05-02-2018 Jean-Pascal Pfister


Neural Particle Filter


The brain is able to perform remarkable computations such as extracting the voice of a person talking in a noisy crowd or tracking the position of a pedestrian crossing the road. Even though, we perform everyday those computations in a seemingly effortless way, this ongoing feature extraction task is however far from being trivial. This computational task can be formalised as a filtering problem where the aim is to infer the state of a dynamically changing hidden variable given some noisy observation. A well-known solution to this problem is the Kalman filter for linear hidden dynamics. It is however unclear how to reliably and efficiently perform inference for real-word tasks which are highly nonlinear and high dimensional. Furthermore, it is even less clear how this nonlinear filtering  may be implemented in neural tissue. We recently proposed a neural network model (the Neural Particle Filter) that performs this nonlinear filtering task [1,2] and derived an online learning rule which becomes hebbian in the limit of small observation noise [1,3]. Since this filter is based on unweighted particles (unlike bootstrap particle filter which relies on weighted particles), we showed that it overcomes the known curse of dimensionality of particle filters [2]. 

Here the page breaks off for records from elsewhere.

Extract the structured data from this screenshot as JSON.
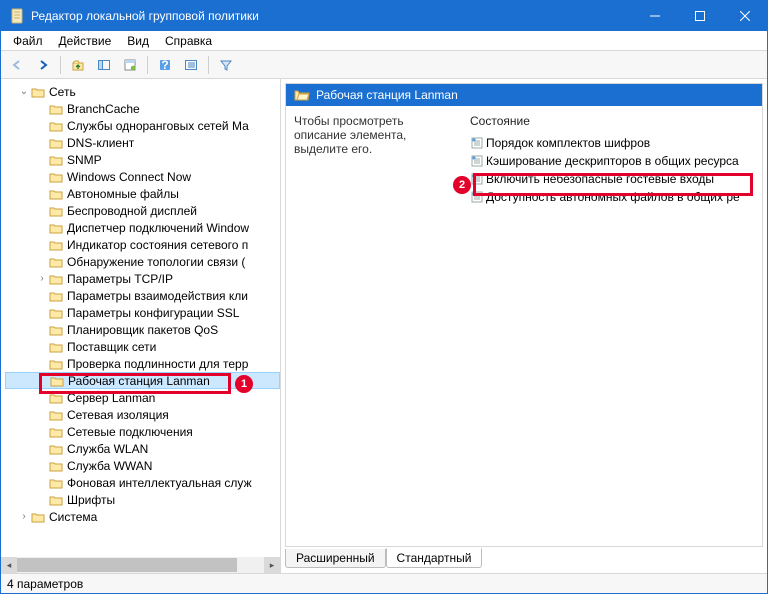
{
  "title": "Редактор локальной групповой политики",
  "menu": {
    "file": "Файл",
    "action": "Действие",
    "view": "Вид",
    "help": "Справка"
  },
  "tree": {
    "root": "Сеть",
    "items": [
      "BranchCache",
      "Службы одноранговых сетей Ма",
      "DNS-клиент",
      "SNMP",
      "Windows Connect Now",
      "Автономные файлы",
      "Беспроводной дисплей",
      "Диспетчер подключений Window",
      "Индикатор состояния сетевого п",
      "Обнаружение топологии связи (",
      "Параметры TCP/IP",
      "Параметры взаимодействия кли",
      "Параметры конфигурации SSL",
      "Планировщик пакетов QoS",
      "Поставщик сети",
      "Проверка подлинности для терр",
      "Рабочая станция Lanman",
      "Сервер Lanman",
      "Сетевая изоляция",
      "Сетевые подключения",
      "Служба WLAN",
      "Служба WWAN",
      "Фоновая интеллектуальная служ",
      "Шрифты"
    ],
    "next": "Система"
  },
  "right": {
    "header": "Рабочая станция Lanman",
    "desc": "Чтобы просмотреть описание элемента, выделите его.",
    "col": "Состояние",
    "policies": [
      "Порядок комплектов шифров",
      "Кэширование дескрипторов в общих ресурса",
      "Включить небезопасные гостевые входы",
      "Доступность автономных файлов в общих ре"
    ]
  },
  "tabs": {
    "ext": "Расширенный",
    "std": "Стандартный"
  },
  "status": "4 параметров",
  "badges": {
    "one": "1",
    "two": "2"
  }
}
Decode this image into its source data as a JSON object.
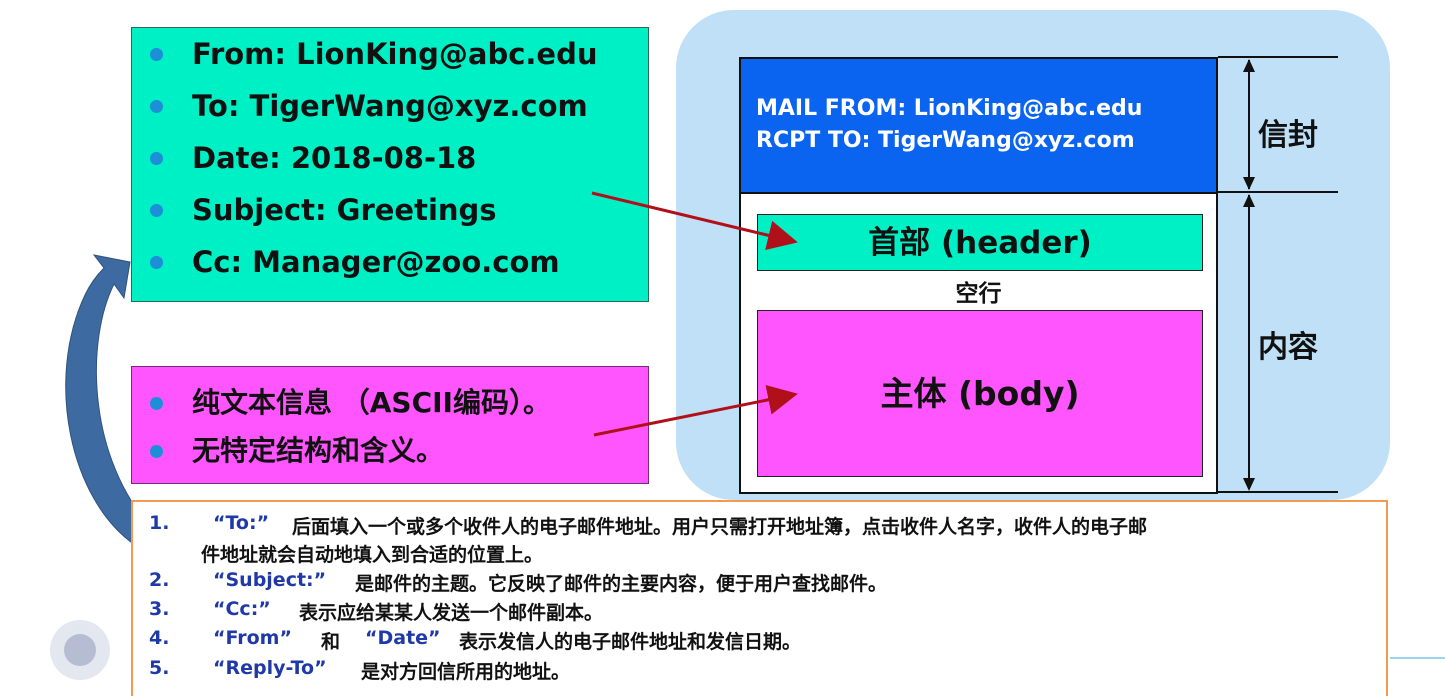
{
  "header_fields": [
    "From: LionKing@abc.edu",
    "To: TigerWang@xyz.com",
    "Date: 2018-08-18",
    "Subject: Greetings",
    "Cc: Manager@zoo.com"
  ],
  "body_notes": [
    "纯文本信息 （ASCII编码）。",
    "无特定结构和含义。"
  ],
  "mail": {
    "envelope_line1": "MAIL FROM: LionKing@abc.edu",
    "envelope_line2": "RCPT TO: TigerWang@xyz.com",
    "header_label": "首部 (header)",
    "blank_line": "空行",
    "body_label": "主体 (body)",
    "side_envelope": "信封",
    "side_content": "内容"
  },
  "notes": [
    {
      "num": "1.",
      "key": "“To:”",
      "text": "后面填入一个或多个收件人的电子邮件地址。用户只需打开地址簿，点击收件人名字，收件人的电子邮"
    },
    {
      "num": "",
      "key": "",
      "text": "件地址就会自动地填入到合适的位置上。"
    },
    {
      "num": "2.",
      "key": "“Subject:”",
      "text": "是邮件的主题。它反映了邮件的主要内容，便于用户查找邮件。"
    },
    {
      "num": "3.",
      "key": "“Cc:”",
      "text": "表示应给某某人发送一个邮件副本。"
    },
    {
      "num": "4.",
      "key": "“From”",
      "text": "和",
      "key2": "“Date”",
      "text2": "表示发信人的电子邮件地址和发信日期。"
    },
    {
      "num": "5.",
      "key": "“Reply-To”",
      "text": "是对方回信所用的地址。"
    }
  ],
  "colors": {
    "header_fill": "#00f0c6",
    "body_fill": "#ff55ff",
    "envelope_fill": "#0a64f0",
    "background_panel": "#bfe0f6",
    "arrow": "#b0101a",
    "notes_border": "#f39a50",
    "note_key": "#1f3aa8"
  }
}
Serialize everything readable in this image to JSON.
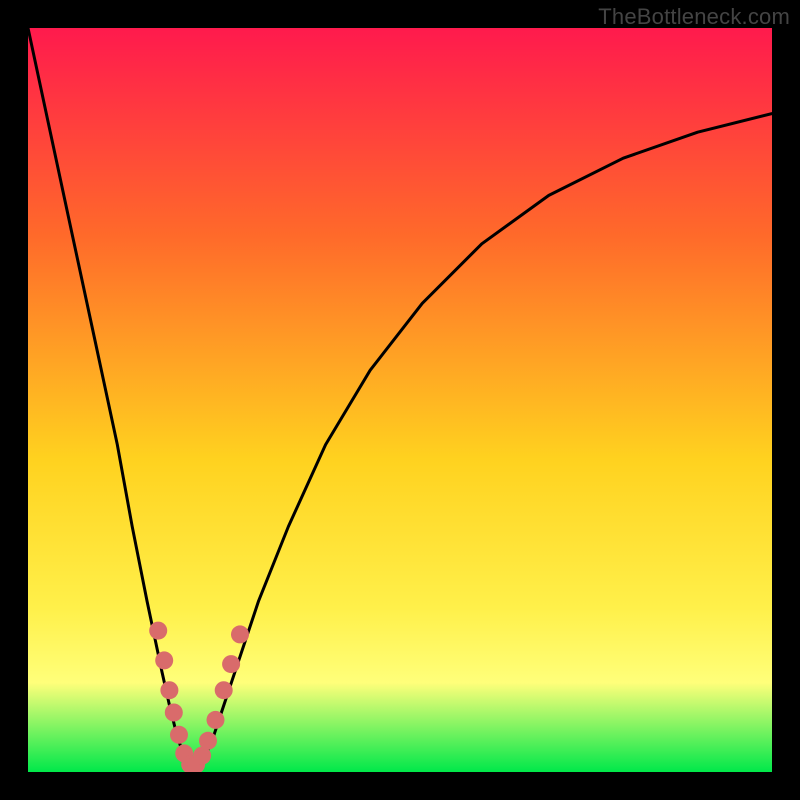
{
  "watermark": "TheBottleneck.com",
  "gradient": {
    "top": "#ff1a4d",
    "mid_upper": "#ff6a2a",
    "mid": "#ffd21f",
    "mid_lower": "#fff04a",
    "band": "#ffff7a",
    "bottom": "#00e84a"
  },
  "chart_data": {
    "type": "line",
    "title": "",
    "xlabel": "",
    "ylabel": "",
    "xlim": [
      0,
      100
    ],
    "ylim": [
      0,
      100
    ],
    "x_min_curve": 22,
    "series": [
      {
        "name": "curve",
        "x": [
          0,
          3,
          6,
          9,
          12,
          14,
          16,
          18,
          19,
          20,
          21,
          22,
          23,
          24,
          25,
          26,
          28,
          31,
          35,
          40,
          46,
          53,
          61,
          70,
          80,
          90,
          100
        ],
        "y": [
          100,
          86,
          72,
          58,
          44,
          33,
          23,
          13.5,
          9,
          5,
          2,
          0.5,
          0.8,
          2.5,
          5,
          8,
          14,
          23,
          33,
          44,
          54,
          63,
          71,
          77.5,
          82.5,
          86,
          88.5
        ]
      }
    ],
    "markers": {
      "name": "highlight-points",
      "color": "#d96b6b",
      "radius_px": 9,
      "points": [
        {
          "x": 17.5,
          "y": 19
        },
        {
          "x": 18.3,
          "y": 15
        },
        {
          "x": 19.0,
          "y": 11
        },
        {
          "x": 19.6,
          "y": 8
        },
        {
          "x": 20.3,
          "y": 5
        },
        {
          "x": 21.0,
          "y": 2.5
        },
        {
          "x": 21.8,
          "y": 1.0
        },
        {
          "x": 22.6,
          "y": 1.0
        },
        {
          "x": 23.4,
          "y": 2.2
        },
        {
          "x": 24.2,
          "y": 4.2
        },
        {
          "x": 25.2,
          "y": 7.0
        },
        {
          "x": 26.3,
          "y": 11.0
        },
        {
          "x": 27.3,
          "y": 14.5
        },
        {
          "x": 28.5,
          "y": 18.5
        }
      ]
    }
  }
}
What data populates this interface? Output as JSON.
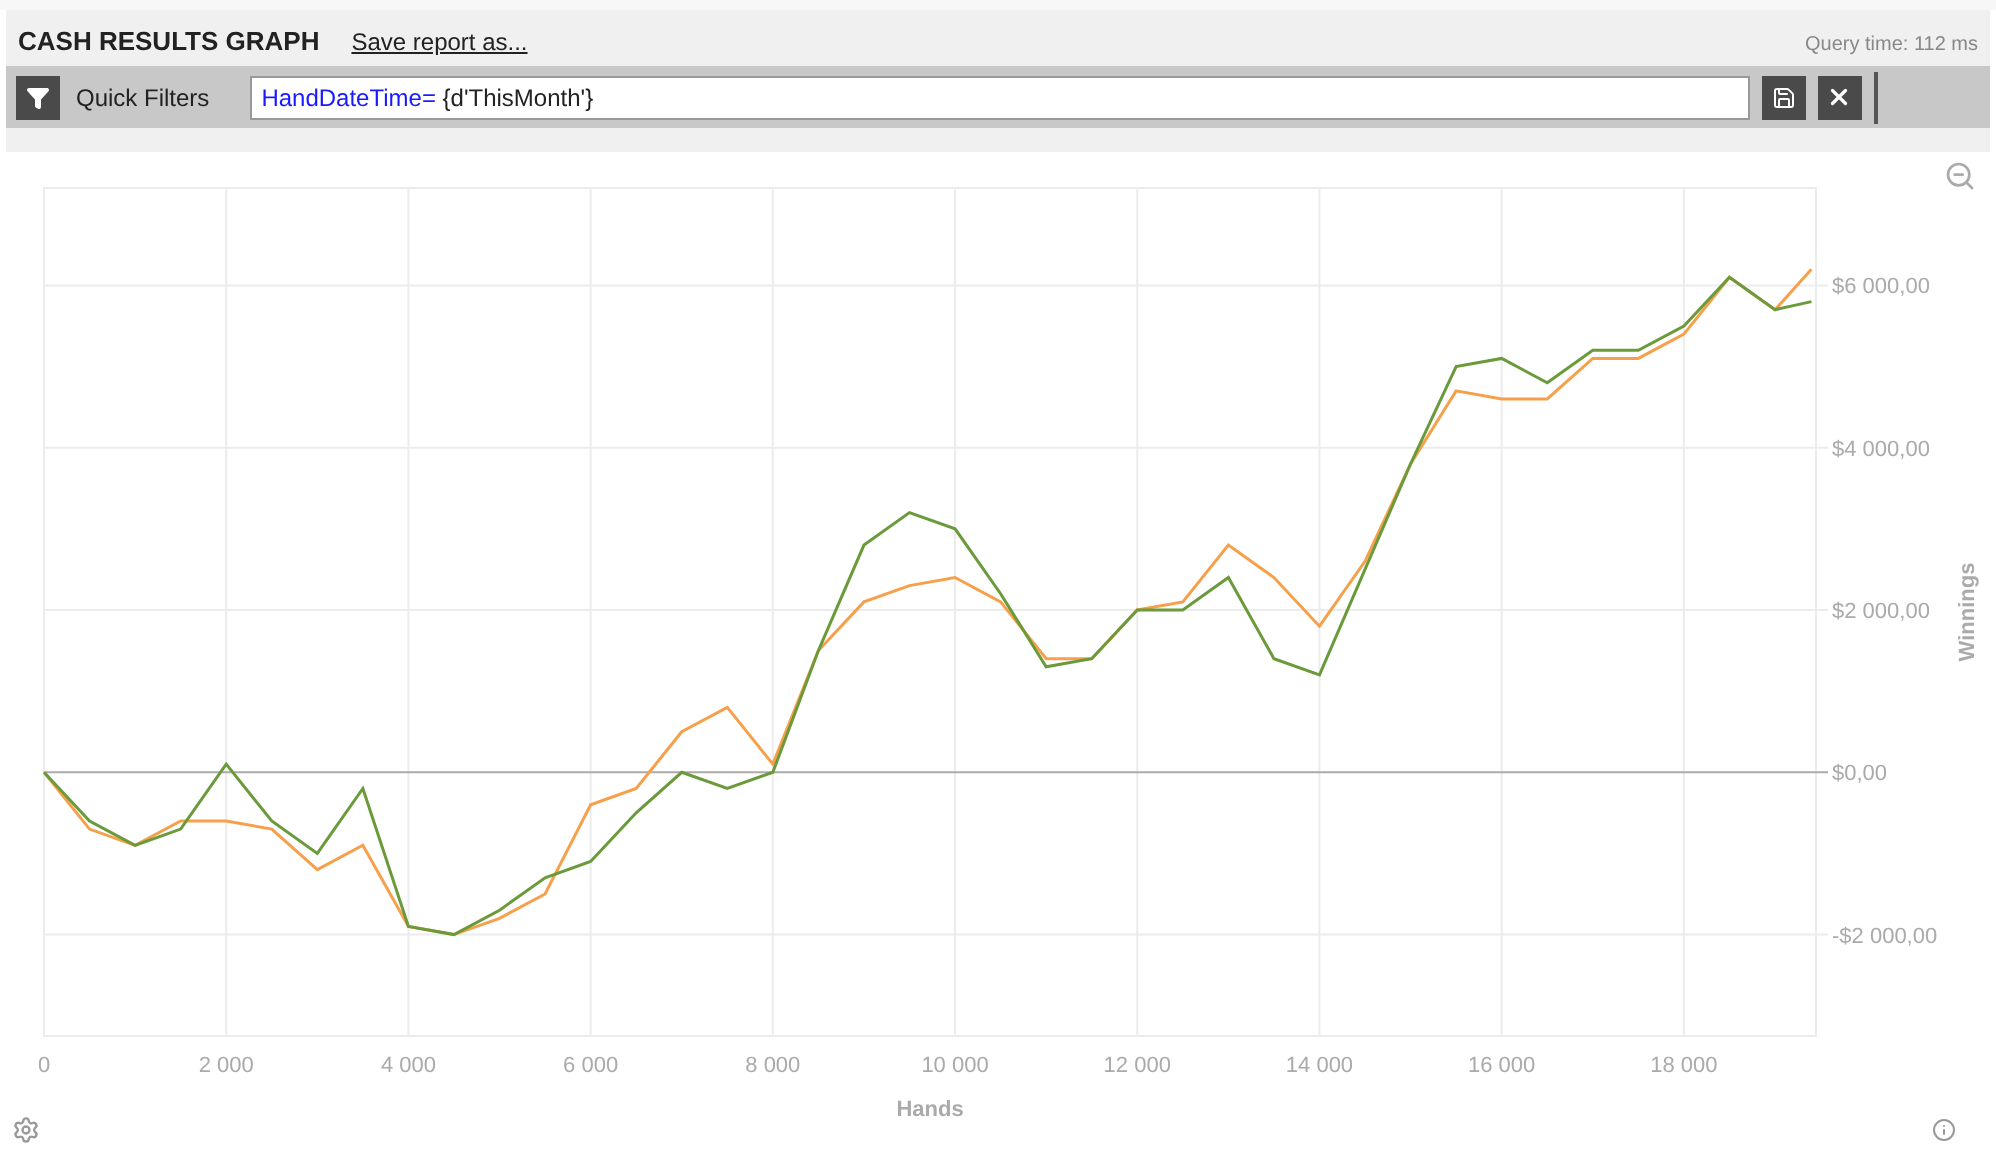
{
  "header": {
    "title": "CASH RESULTS GRAPH",
    "save_link": "Save report as...",
    "query_time": "Query time: 112 ms"
  },
  "filter_bar": {
    "label": "Quick Filters",
    "field_key": "HandDateTime=",
    "field_value": " {d'ThisMonth'}"
  },
  "chart_data": {
    "type": "line",
    "grid": true,
    "xlabel": "Hands",
    "ylabel": "Winnings",
    "xlim": [
      0,
      19450
    ],
    "ylim": [
      -3250,
      7200
    ],
    "x": [
      0,
      500,
      1000,
      1500,
      2000,
      2500,
      3000,
      3500,
      4000,
      4500,
      5000,
      5500,
      6000,
      6500,
      7000,
      7500,
      8000,
      8500,
      9000,
      9500,
      10000,
      10500,
      11000,
      11500,
      12000,
      12500,
      13000,
      13500,
      14000,
      14500,
      15000,
      15500,
      16000,
      16500,
      17000,
      17500,
      18000,
      18500,
      19000,
      19400
    ],
    "series": [
      {
        "color": "#f7a04b",
        "values": [
          0,
          -700,
          -900,
          -600,
          -600,
          -700,
          -1200,
          -900,
          -1900,
          -2000,
          -1800,
          -1500,
          -400,
          -200,
          500,
          800,
          100,
          1500,
          2100,
          2300,
          2400,
          2100,
          1400,
          1400,
          2000,
          2100,
          2800,
          2400,
          1800,
          2600,
          3800,
          4700,
          4600,
          4600,
          5100,
          5100,
          5400,
          6100,
          5700,
          6200
        ]
      },
      {
        "color": "#6a9a3a",
        "values": [
          0,
          -600,
          -900,
          -700,
          100,
          -600,
          -1000,
          -200,
          -1900,
          -2000,
          -1700,
          -1300,
          -1100,
          -500,
          0,
          -200,
          0,
          1500,
          2800,
          3200,
          3000,
          2200,
          1300,
          1400,
          2000,
          2000,
          2400,
          1400,
          1200,
          2500,
          3800,
          5000,
          5100,
          4800,
          5200,
          5200,
          5500,
          6100,
          5700,
          5800
        ]
      }
    ],
    "xticks": [
      {
        "value": 0,
        "label": "0"
      },
      {
        "value": 2000,
        "label": "2 000"
      },
      {
        "value": 4000,
        "label": "4 000"
      },
      {
        "value": 6000,
        "label": "6 000"
      },
      {
        "value": 8000,
        "label": "8 000"
      },
      {
        "value": 10000,
        "label": "10 000"
      },
      {
        "value": 12000,
        "label": "12 000"
      },
      {
        "value": 14000,
        "label": "14 000"
      },
      {
        "value": 16000,
        "label": "16 000"
      },
      {
        "value": 18000,
        "label": "18 000"
      }
    ],
    "yticks": [
      {
        "value": -2000,
        "label": "-$2 000,00"
      },
      {
        "value": 0,
        "label": "$0,00"
      },
      {
        "value": 2000,
        "label": "$2 000,00"
      },
      {
        "value": 4000,
        "label": "$4 000,00"
      },
      {
        "value": 6000,
        "label": "$6 000,00"
      }
    ]
  }
}
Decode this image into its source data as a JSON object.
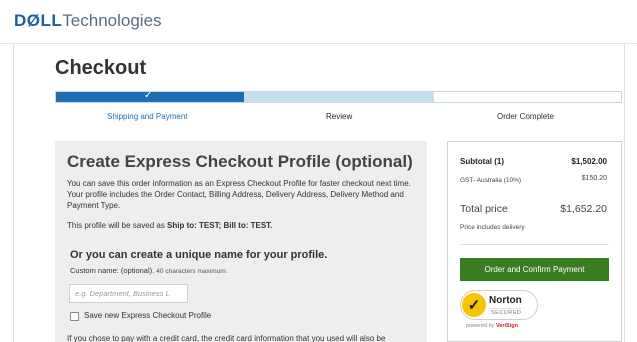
{
  "header": {
    "logo_dell": "DØLL",
    "logo_tech": "Technologies"
  },
  "page": {
    "title": "Checkout"
  },
  "progress": {
    "check_glyph": "✓",
    "steps": [
      {
        "label": "Shipping and Payment",
        "status": "completed"
      },
      {
        "label": "Review",
        "status": "current"
      },
      {
        "label": "Order Complete",
        "status": "upcoming"
      }
    ]
  },
  "profile": {
    "title": "Create Express Checkout Profile (optional)",
    "description": "You can save this order information as an Express Checkout Profile for faster checkout next time. Your profile includes the Order Contact, Billing Address, Delivery Address, Delivery Method and Payment Type.",
    "save_note_prefix": "This profile will be saved as ",
    "save_note_bold": "Ship to: TEST; Bill to: TEST.",
    "unique_title": "Or you can create a unique name for your profile.",
    "custom_name_label": "Custom name: (optional).",
    "custom_name_hint": "40 characters maximum.",
    "input_placeholder": "e.g. Department, Business L",
    "input_value": "",
    "checkbox_label": "Save new Express Checkout Profile",
    "checkbox_checked": false,
    "truncated_text": "If you chose to pay with a credit card, the credit card information that you used will also be"
  },
  "summary": {
    "subtotal_label": "Subtotal (1)",
    "subtotal_value": "$1,502.00",
    "gst_label": "GST- Australia (10%)",
    "gst_value": "$150.20",
    "total_label": "Total price",
    "total_value": "$1,652.20",
    "delivery_note": "Price includes delivery",
    "confirm_label": "Order and Confirm Payment"
  },
  "norton": {
    "name": "Norton",
    "secured": "SECURED",
    "powered_prefix": "powered by ",
    "powered_brand": "VeriSign"
  },
  "colors": {
    "brand_blue": "#1d6fb3",
    "progress_current": "#c6dff0",
    "confirm_green": "#3a7d21",
    "norton_yellow": "#f6c500"
  },
  "icons": {
    "progress_check": "check-icon",
    "norton_check": "norton-checkmark-icon"
  }
}
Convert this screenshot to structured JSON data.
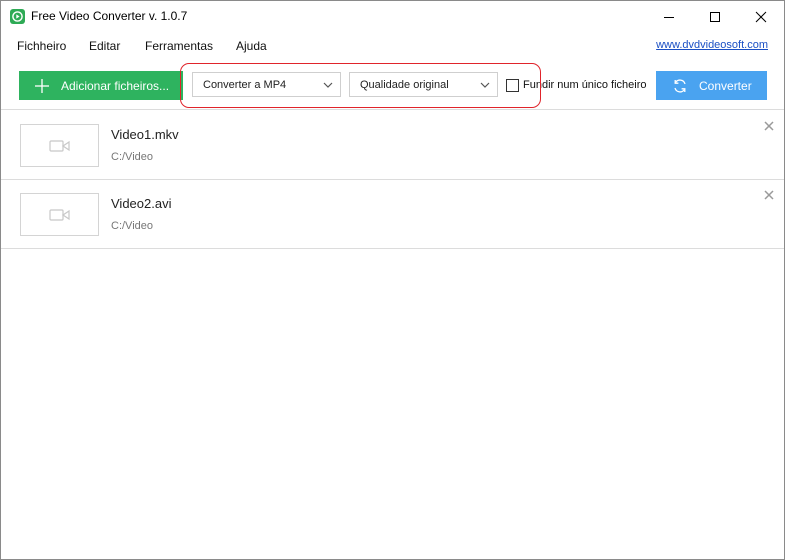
{
  "window": {
    "title": "Free Video Converter v. 1.0.7",
    "icon": "app-logo-icon",
    "controls": [
      "minimize-icon",
      "maximize-icon",
      "close-icon"
    ]
  },
  "menu": {
    "items": [
      "Fichheiro",
      "Editar",
      "Ferramentas",
      "Ajuda"
    ],
    "link": "www.dvdvideosoft.com"
  },
  "toolbar": {
    "add_label": "Adicionar ficheiros...",
    "format_value": "Converter a MP4",
    "quality_value": "Qualidade original",
    "merge_label": "Fundir num único ficheiro",
    "merge_checked": false,
    "convert_label": "Converter"
  },
  "files": [
    {
      "name": "Video1.mkv",
      "path": "C:/Video"
    },
    {
      "name": "Video2.avi",
      "path": "C:/Video"
    }
  ],
  "colors": {
    "add_button": "#2eb35f",
    "convert_button": "#4aa3f0",
    "link": "#1a4fc4",
    "highlight": "#e0242b"
  }
}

[1] Kutschireiter, A., Surace, S. C., Sprekeler, H., & Pfister, J.-P. (2017). Nonlinear Bayesian filtering and learning: a neuronal dynamics for perception. Nature Scientific Reports, 7(1), 8722. 
[2] Surace, S. C., Kutschireiter, A., & Pfister, J.-P. (2017). How to avoid the curse of dimensionality: scalability of particle filters with and without importance weights. SIAM Review, In Press. arXiv:1703.07879
[3] Surace, S. C., & Pfister, J. P. (2016). Online Maximum Likelihood Estimation of the Parameters of Partially Observed Diffusion Processes. arXiv:1611.00170